- Drug testing requirements
- Exceptions to the law
Prior to the law’s passage, PAMED did share our opposition to the bill with legislators. While we support initiatives to combat the opioid crisis, we did not support the imposition of mandates on the prescriber-patient relationship.
We will continue to work with the Department of Health and other stakeholders in efforts such as developing the state’s voluntary opioid prescribing guidelines. We look forward to future opportunities for collaboration.
Several Pennsylvania laws concerning opioid prescribing limits, safe opioid prescribing education, and prescription drug monitoring program (PDMP) requirements took effect in 2016 and 2017. For information about these laws and how to comply with their requirements, check out PAMED’s Quick Consult “A Physician’s Guide to Pennsylvania’s Opioid Laws” here.

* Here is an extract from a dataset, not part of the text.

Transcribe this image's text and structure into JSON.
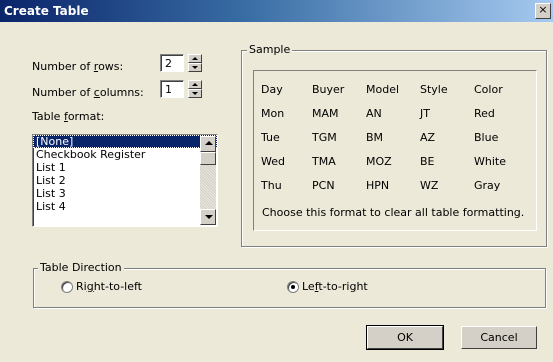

PAMED members with questions about the state's opioid laws can contact our Knowledge Center at 855-PAMED4U (855-726-3348) or KnowledgeCenter@pamedsoc.org.